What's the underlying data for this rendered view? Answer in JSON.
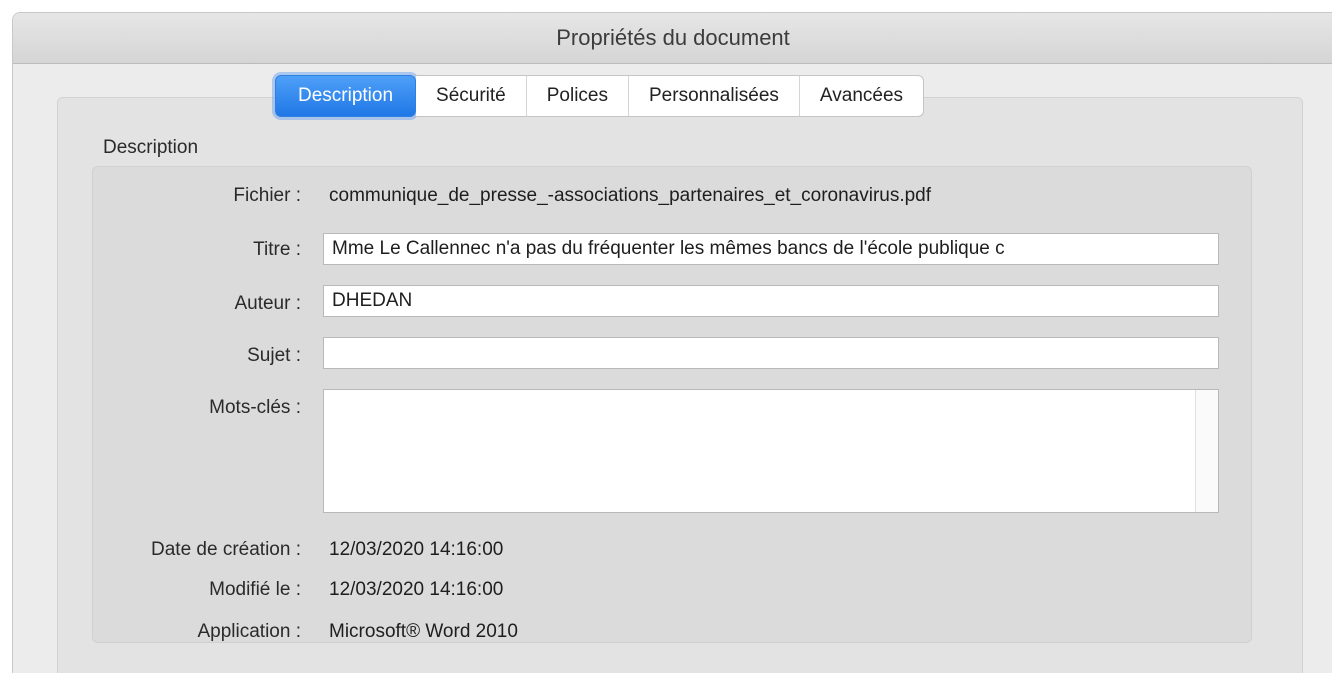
{
  "window": {
    "title": "Propriétés du document"
  },
  "tabs": [
    {
      "label": "Description",
      "active": true
    },
    {
      "label": "Sécurité",
      "active": false
    },
    {
      "label": "Polices",
      "active": false
    },
    {
      "label": "Personnalisées",
      "active": false
    },
    {
      "label": "Avancées",
      "active": false
    }
  ],
  "description": {
    "group_label": "Description",
    "fichier": {
      "label": "Fichier :",
      "value": "communique_de_presse_-associations_partenaires_et_coronavirus.pdf"
    },
    "titre": {
      "label": "Titre :",
      "value": "Mme Le Callennec n'a pas du fréquenter les mêmes bancs de l'école publique c"
    },
    "auteur": {
      "label": "Auteur :",
      "value": "DHEDAN"
    },
    "sujet": {
      "label": "Sujet :",
      "value": ""
    },
    "mots_cles": {
      "label": "Mots-clés :",
      "value": ""
    },
    "date_creation": {
      "label": "Date de création :",
      "value": "12/03/2020 14:16:00"
    },
    "modifie_le": {
      "label": "Modifié le :",
      "value": "12/03/2020 14:16:00"
    },
    "application": {
      "label": "Application :",
      "value": "Microsoft® Word 2010"
    }
  },
  "colors": {
    "active_tab": "#1f78e6",
    "window_bg": "#ececec"
  }
}
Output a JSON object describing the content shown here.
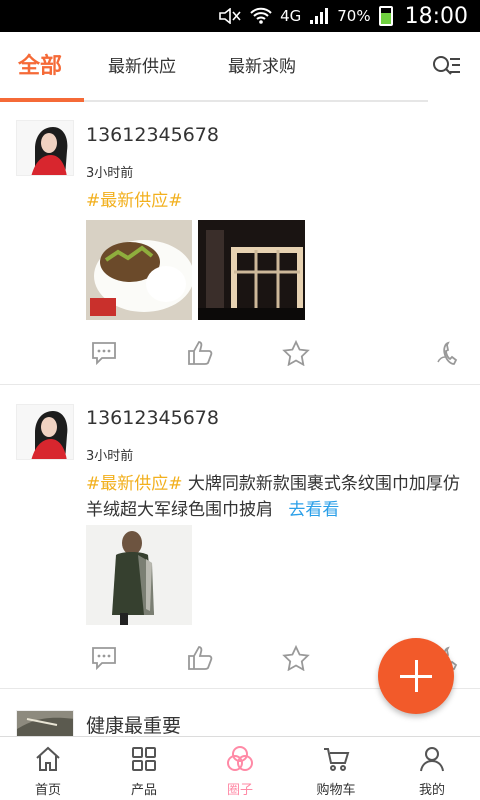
{
  "status_bar": {
    "network": "4G",
    "battery": "70%",
    "time": "18:00"
  },
  "tabs": [
    {
      "label": "全部",
      "active": true
    },
    {
      "label": "最新供应",
      "active": false
    },
    {
      "label": "最新求购",
      "active": false
    }
  ],
  "posts": [
    {
      "username": "13612345678",
      "time": "3小时前",
      "tag": "#最新供应#",
      "text": "",
      "more": ""
    },
    {
      "username": "13612345678",
      "time": "3小时前",
      "tag": "#最新供应#",
      "text": "大牌同款新款围裹式条纹围巾加厚仿羊绒超大军绿色围巾披肩",
      "more": "去看看"
    },
    {
      "username": "健康最重要"
    }
  ],
  "bottom_nav": [
    {
      "label": "首页",
      "icon": "home-icon"
    },
    {
      "label": "产品",
      "icon": "grid-icon"
    },
    {
      "label": "圈子",
      "icon": "circles-icon",
      "active": true
    },
    {
      "label": "购物车",
      "icon": "cart-icon"
    },
    {
      "label": "我的",
      "icon": "person-icon"
    }
  ],
  "colors": {
    "accent": "#f56a37",
    "tag": "#f2b01e",
    "link": "#2b9fe8",
    "fab": "#f25a2a",
    "nav_active": "#ff8aa6"
  }
}
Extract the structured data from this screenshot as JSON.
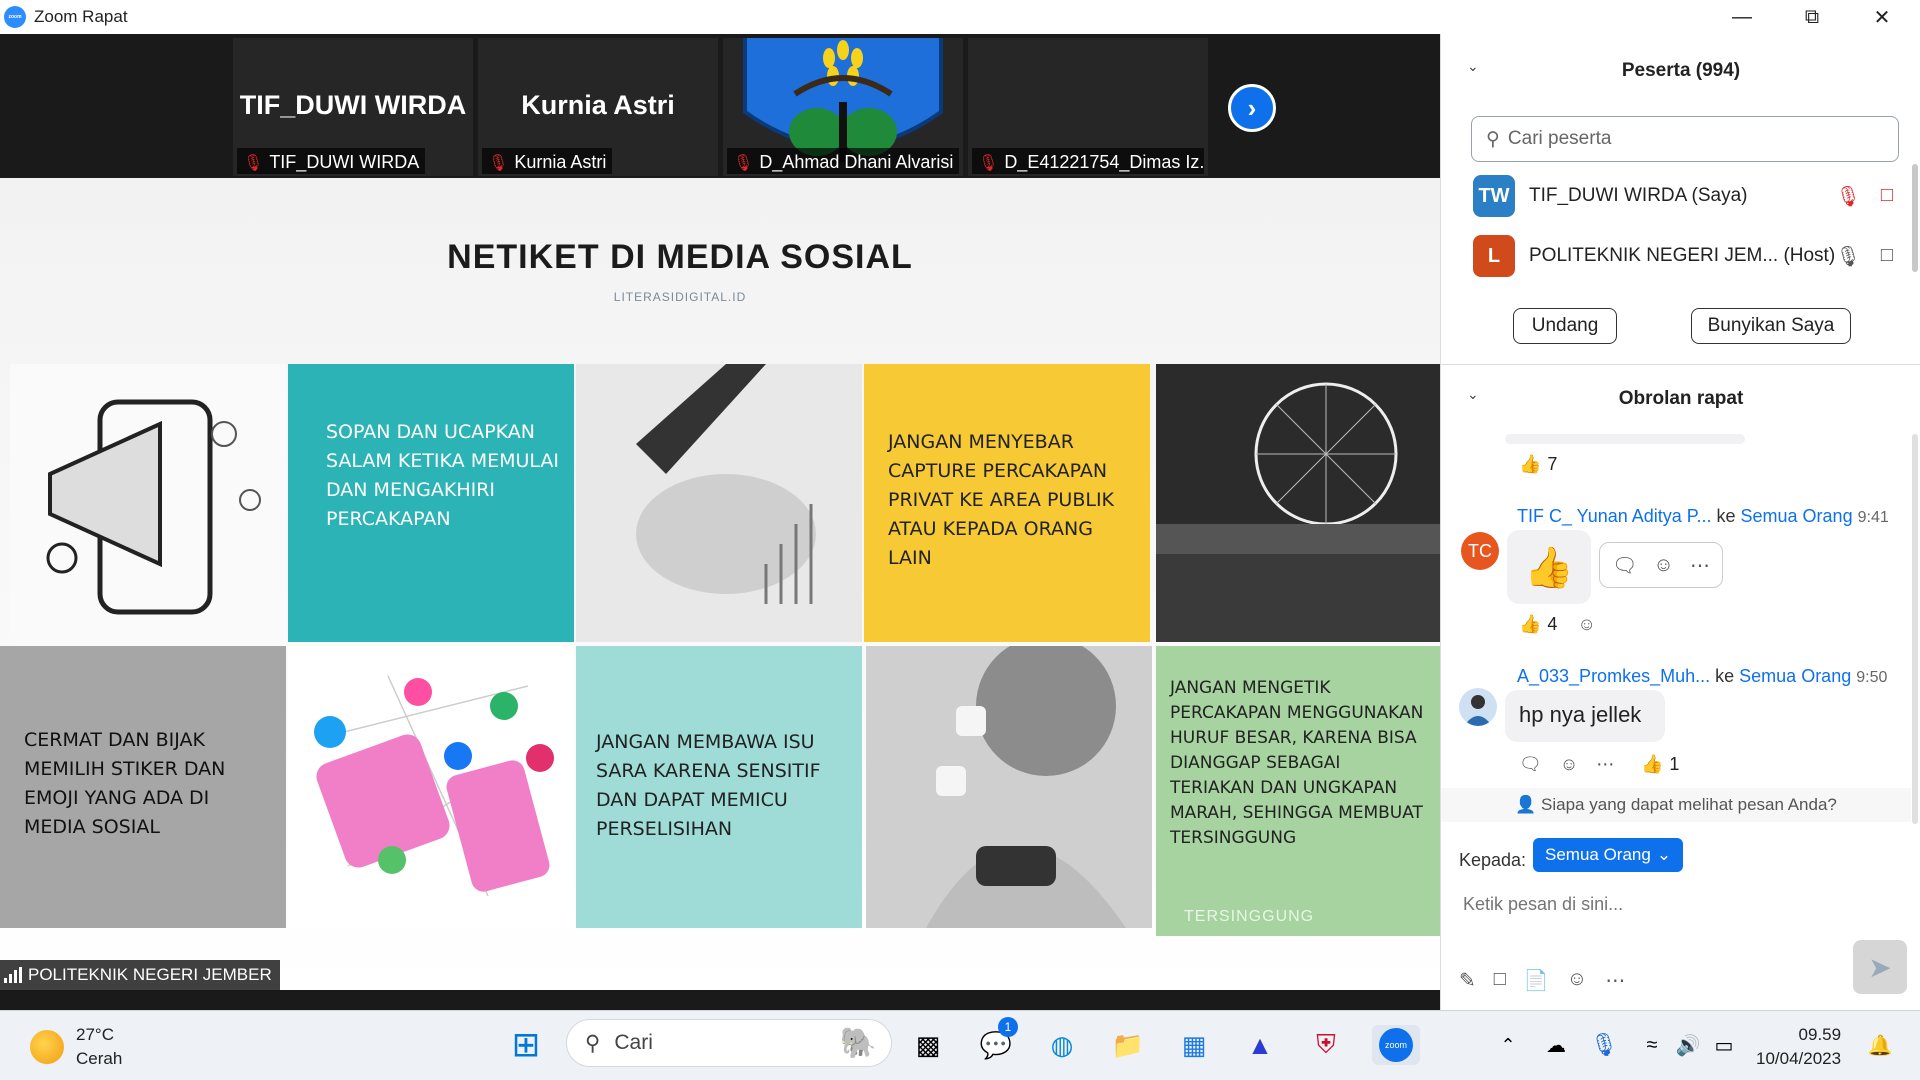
{
  "window": {
    "title": "Zoom Rapat",
    "logo_text": "zoom"
  },
  "video_strip": {
    "tiles": [
      {
        "display_name": "TIF_DUWI WIRDA",
        "label": "TIF_DUWI WIRDA"
      },
      {
        "display_name": "Kurnia Astri",
        "label": "Kurnia Astri"
      },
      {
        "display_name": "",
        "label": "D_Ahmad Dhani Alvarisi"
      },
      {
        "display_name": "",
        "label": "D_E41221754_Dimas Iz..."
      }
    ]
  },
  "slide": {
    "title": "NETIKET DI MEDIA SOSIAL",
    "subtitle": "LITERASIDIGITAL.ID",
    "tips": [
      "Sopan dan ucapkan salam ketika memulai dan mengakhiri percakapan",
      "Jangan menyebar capture percakapan privat ke area publik atau kepada orang lain",
      "Cermat dan bijak memilih stiker dan emoji yang ada di media sosial",
      "Jangan membawa isu SARA karena sensitif dan dapat memicu perselisihan",
      "Jangan mengetik percakapan menggunakan huruf besar, karena bisa dianggap sebagai teriakan dan ungkapan marah, sehingga membuat tersinggung"
    ],
    "watermark": "TERSINGGUNG",
    "speaker_label": "POLITEKNIK NEGERI JEMBER"
  },
  "participants": {
    "header": "Peserta (994)",
    "search_placeholder": "Cari peserta",
    "list": [
      {
        "initials": "TW",
        "name": "TIF_DUWI WIRDA (Saya)",
        "color": "#2b7fc4"
      },
      {
        "initials": "L",
        "name": "POLITEKNIK NEGERI JEM... (Host)",
        "color": "#d04a1b"
      }
    ],
    "invite_label": "Undang",
    "unmute_label": "Bunyikan Saya"
  },
  "chat": {
    "header": "Obrolan rapat",
    "messages": [
      {
        "reaction": "👍",
        "reaction_count": "7"
      },
      {
        "avatar": "TC",
        "sender": "TIF C_ Yunan Aditya P...",
        "to_word": "ke",
        "to": "Semua Orang",
        "time": "9:41",
        "content": "👍",
        "reaction": "👍",
        "reaction_count": "4"
      },
      {
        "sender": "A_033_Promkes_Muh...",
        "to_word": "ke",
        "to": "Semua Orang",
        "time": "9:50",
        "content": "hp nya jellek",
        "reaction": "👍",
        "reaction_count": "1"
      }
    ],
    "visibility_note": "Siapa yang dapat melihat pesan Anda?",
    "to_label": "Kepada:",
    "to_value": "Semua Orang",
    "input_placeholder": "Ketik pesan di sini..."
  },
  "taskbar": {
    "weather_temp": "27°C",
    "weather_desc": "Cerah",
    "search_placeholder": "Cari",
    "chat_badge": "1",
    "zoom_label": "zoom",
    "time": "09.59",
    "date": "10/04/2023"
  },
  "colors": {
    "accent": "#0e71eb",
    "teal": "#2bb3b5",
    "yellow": "#f7c935",
    "green": "#a6d3a0"
  }
}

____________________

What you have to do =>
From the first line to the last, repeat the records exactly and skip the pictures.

Result =>
What's the underlying data for this rendered view? Answer in JSON.
{
  "window": {
    "title": "Propriétés du document"
  },
  "tabs": [
    {
      "label": "Description",
      "active": true
    },
    {
      "label": "Sécurité",
      "active": false
    },
    {
      "label": "Polices",
      "active": false
    },
    {
      "label": "Personnalisées",
      "active": false
    },
    {
      "label": "Avancées",
      "active": false
    }
  ],
  "description": {
    "group_label": "Description",
    "fichier": {
      "label": "Fichier :",
      "value": "communique_de_presse_-associations_partenaires_et_coronavirus.pdf"
    },
    "titre": {
      "label": "Titre :",
      "value": "Mme Le Callennec n'a pas du fréquenter les mêmes bancs de l'école publique c"
    },
    "auteur": {
      "label": "Auteur :",
      "value": "DHEDAN"
    },
    "sujet": {
      "label": "Sujet :",
      "value": ""
    },
    "mots_cles": {
      "label": "Mots-clés :",
      "value": ""
    },
    "date_creation": {
      "label": "Date de création :",
      "value": "12/03/2020 14:16:00"
    },
    "modifie_le": {
      "label": "Modifié le :",
      "value": "12/03/2020 14:16:00"
    },
    "application": {
      "label": "Application :",
      "value": "Microsoft® Word 2010"
    }
  },
  "colors": {
    "active_tab": "#1f78e6",
    "window_bg": "#ececec"
  }
}
Output a JSON object describing the content shown here.
{
  "status_bar": {
    "network": "4G",
    "battery": "70%",
    "time": "18:00"
  },
  "tabs": [
    {
      "label": "全部",
      "active": true
    },
    {
      "label": "最新供应",
      "active": false
    },
    {
      "label": "最新求购",
      "active": false
    }
  ],
  "posts": [
    {
      "username": "13612345678",
      "time": "3小时前",
      "tag": "#最新供应#",
      "text": "",
      "more": ""
    },
    {
      "username": "13612345678",
      "time": "3小时前",
      "tag": "#最新供应#",
      "text": "大牌同款新款围裹式条纹围巾加厚仿羊绒超大军绿色围巾披肩",
      "more": "去看看"
    },
    {
      "username": "健康最重要"
    }
  ],
  "bottom_nav": [
    {
      "label": "首页",
      "icon": "home-icon"
    },
    {
      "label": "产品",
      "icon": "grid-icon"
    },
    {
      "label": "圈子",
      "icon": "circles-icon",
      "active": true
    },
    {
      "label": "购物车",
      "icon": "cart-icon"
    },
    {
      "label": "我的",
      "icon": "person-icon"
    }
  ],
  "colors": {
    "accent": "#f56a37",
    "tag": "#f2b01e",
    "link": "#2b9fe8",
    "fab": "#f25a2a",
    "nav_active": "#ff8aa6"
  }
}
Extract the structured data from this screenshot as JSON.
{
  "window": {
    "title": "Zoom Rapat",
    "logo_text": "zoom"
  },
  "video_strip": {
    "tiles": [
      {
        "display_name": "TIF_DUWI WIRDA",
        "label": "TIF_DUWI WIRDA"
      },
      {
        "display_name": "Kurnia Astri",
        "label": "Kurnia Astri"
      },
      {
        "display_name": "",
        "label": "D_Ahmad Dhani Alvarisi"
      },
      {
        "display_name": "",
        "label": "D_E41221754_Dimas Iz..."
      }
    ]
  },
  "slide": {
    "title": "NETIKET DI MEDIA SOSIAL",
    "subtitle": "LITERASIDIGITAL.ID",
    "tips": [
      "Sopan dan ucapkan salam ketika memulai dan mengakhiri percakapan",
      "Jangan menyebar capture percakapan privat ke area publik atau kepada orang lain",
      "Cermat dan bijak memilih stiker dan emoji yang ada di media sosial",
      "Jangan membawa isu SARA karena sensitif dan dapat memicu perselisihan",
      "Jangan mengetik percakapan menggunakan huruf besar, karena bisa dianggap sebagai teriakan dan ungkapan marah, sehingga membuat tersinggung"
    ],
    "watermark": "TERSINGGUNG",
    "speaker_label": "POLITEKNIK NEGERI JEMBER"
  },
  "participants": {
    "header": "Peserta (994)",
    "search_placeholder": "Cari peserta",
    "list": [
      {
        "initials": "TW",
        "name": "TIF_DUWI WIRDA (Saya)",
        "color": "#2b7fc4"
      },
      {
        "initials": "L",
        "name": "POLITEKNIK NEGERI JEM... (Host)",
        "color": "#d04a1b"
      }
    ],
    "invite_label": "Undang",
    "unmute_label": "Bunyikan Saya"
  },
  "chat": {
    "header": "Obrolan rapat",
    "messages": [
      {
        "reaction": "👍",
        "reaction_count": "7"
      },
      {
        "avatar": "TC",
        "sender": "TIF C_ Yunan Aditya P...",
        "to_word": "ke",
        "to": "Semua Orang",
        "time": "9:41",
        "content": "👍",
        "reaction": "👍",
        "reaction_count": "4"
      },
      {
        "sender": "A_033_Promkes_Muh...",
        "to_word": "ke",
        "to": "Semua Orang",
        "time": "9:50",
        "content": "hp nya jellek",
        "reaction": "👍",
        "reaction_count": "1"
      }
    ],
    "visibility_note": "Siapa yang dapat melihat pesan Anda?",
    "to_label": "Kepada:",
    "to_value": "Semua Orang",
    "input_placeholder": "Ketik pesan di sini..."
  },
  "taskbar": {
    "weather_temp": "27°C",
    "weather_desc": "Cerah",
    "search_placeholder": "Cari",
    "chat_badge": "1",
    "zoom_label": "zoom",
    "time": "09.59",
    "date": "10/04/2023"
  },
  "colors": {
    "accent": "#0e71eb",
    "teal": "#2bb3b5",
    "yellow": "#f7c935",
    "green": "#a6d3a0"
  }
}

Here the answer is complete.